[DATA RECORDS Boundary: Start]

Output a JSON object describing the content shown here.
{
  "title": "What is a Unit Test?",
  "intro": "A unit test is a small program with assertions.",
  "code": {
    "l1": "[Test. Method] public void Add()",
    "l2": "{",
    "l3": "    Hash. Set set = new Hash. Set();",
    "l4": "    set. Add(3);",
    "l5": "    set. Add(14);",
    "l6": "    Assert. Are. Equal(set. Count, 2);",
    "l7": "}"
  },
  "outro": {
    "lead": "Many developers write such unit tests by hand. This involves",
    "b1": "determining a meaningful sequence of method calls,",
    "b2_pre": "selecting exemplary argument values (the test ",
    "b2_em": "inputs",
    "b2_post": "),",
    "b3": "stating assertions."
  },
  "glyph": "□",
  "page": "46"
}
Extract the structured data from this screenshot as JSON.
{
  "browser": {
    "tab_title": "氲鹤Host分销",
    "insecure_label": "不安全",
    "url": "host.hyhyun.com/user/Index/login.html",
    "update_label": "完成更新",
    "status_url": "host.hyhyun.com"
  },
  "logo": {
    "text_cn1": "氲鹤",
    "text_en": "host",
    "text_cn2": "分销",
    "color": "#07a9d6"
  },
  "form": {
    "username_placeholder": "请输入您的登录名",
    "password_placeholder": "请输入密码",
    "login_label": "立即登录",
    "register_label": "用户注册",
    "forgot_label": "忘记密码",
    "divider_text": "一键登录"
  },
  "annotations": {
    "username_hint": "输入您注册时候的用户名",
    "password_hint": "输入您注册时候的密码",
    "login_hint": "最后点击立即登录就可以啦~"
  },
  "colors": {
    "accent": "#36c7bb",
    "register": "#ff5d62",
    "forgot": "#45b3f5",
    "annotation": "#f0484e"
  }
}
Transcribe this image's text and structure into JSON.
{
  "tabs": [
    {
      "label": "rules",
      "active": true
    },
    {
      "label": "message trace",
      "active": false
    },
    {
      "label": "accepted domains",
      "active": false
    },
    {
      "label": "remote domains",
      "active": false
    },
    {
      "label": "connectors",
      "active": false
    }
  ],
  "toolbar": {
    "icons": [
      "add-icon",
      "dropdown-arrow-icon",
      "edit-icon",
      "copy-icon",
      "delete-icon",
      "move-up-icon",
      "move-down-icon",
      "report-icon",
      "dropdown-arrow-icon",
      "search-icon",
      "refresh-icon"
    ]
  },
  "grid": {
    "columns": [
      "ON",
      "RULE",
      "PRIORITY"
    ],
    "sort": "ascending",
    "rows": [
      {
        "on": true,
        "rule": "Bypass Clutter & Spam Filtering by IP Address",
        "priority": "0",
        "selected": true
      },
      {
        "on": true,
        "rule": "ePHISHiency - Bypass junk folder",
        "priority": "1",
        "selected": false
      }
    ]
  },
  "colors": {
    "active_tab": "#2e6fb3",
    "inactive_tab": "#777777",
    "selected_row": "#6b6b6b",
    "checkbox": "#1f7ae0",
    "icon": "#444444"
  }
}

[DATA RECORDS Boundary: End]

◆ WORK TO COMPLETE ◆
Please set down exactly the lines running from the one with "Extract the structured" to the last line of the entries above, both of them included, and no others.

◆ REPLY TO THE EXERCISE ◆
Extract the structured data from this screenshot as JSON.
{
  "browser": {
    "tab_title": "氲鹤Host分销",
    "insecure_label": "不安全",
    "url": "host.hyhyun.com/user/Index/login.html",
    "update_label": "完成更新",
    "status_url": "host.hyhyun.com"
  },
  "logo": {
    "text_cn1": "氲鹤",
    "text_en": "host",
    "text_cn2": "分销",
    "color": "#07a9d6"
  },
  "form": {
    "username_placeholder": "请输入您的登录名",
    "password_placeholder": "请输入密码",
    "login_label": "立即登录",
    "register_label": "用户注册",
    "forgot_label": "忘记密码",
    "divider_text": "一键登录"
  },
  "annotations": {
    "username_hint": "输入您注册时候的用户名",
    "password_hint": "输入您注册时候的密码",
    "login_hint": "最后点击立即登录就可以啦~"
  },
  "colors": {
    "accent": "#36c7bb",
    "register": "#ff5d62",
    "forgot": "#45b3f5",
    "annotation": "#f0484e"
  }
}
Transcribe this image's text and structure into JSON.
{
  "tabs": [
    {
      "label": "rules",
      "active": true
    },
    {
      "label": "message trace",
      "active": false
    },
    {
      "label": "accepted domains",
      "active": false
    },
    {
      "label": "remote domains",
      "active": false
    },
    {
      "label": "connectors",
      "active": false
    }
  ],
  "toolbar": {
    "icons": [
      "add-icon",
      "dropdown-arrow-icon",
      "edit-icon",
      "copy-icon",
      "delete-icon",
      "move-up-icon",
      "move-down-icon",
      "report-icon",
      "dropdown-arrow-icon",
      "search-icon",
      "refresh-icon"
    ]
  },
  "grid": {
    "columns": [
      "ON",
      "RULE",
      "PRIORITY"
    ],
    "sort": "ascending",
    "rows": [
      {
        "on": true,
        "rule": "Bypass Clutter & Spam Filtering by IP Address",
        "priority": "0",
        "selected": true
      },
      {
        "on": true,
        "rule": "ePHISHiency - Bypass junk folder",
        "priority": "1",
        "selected": false
      }
    ]
  },
  "colors": {
    "active_tab": "#2e6fb3",
    "inactive_tab": "#777777",
    "selected_row": "#6b6b6b",
    "checkbox": "#1f7ae0",
    "icon": "#444444"
  }
}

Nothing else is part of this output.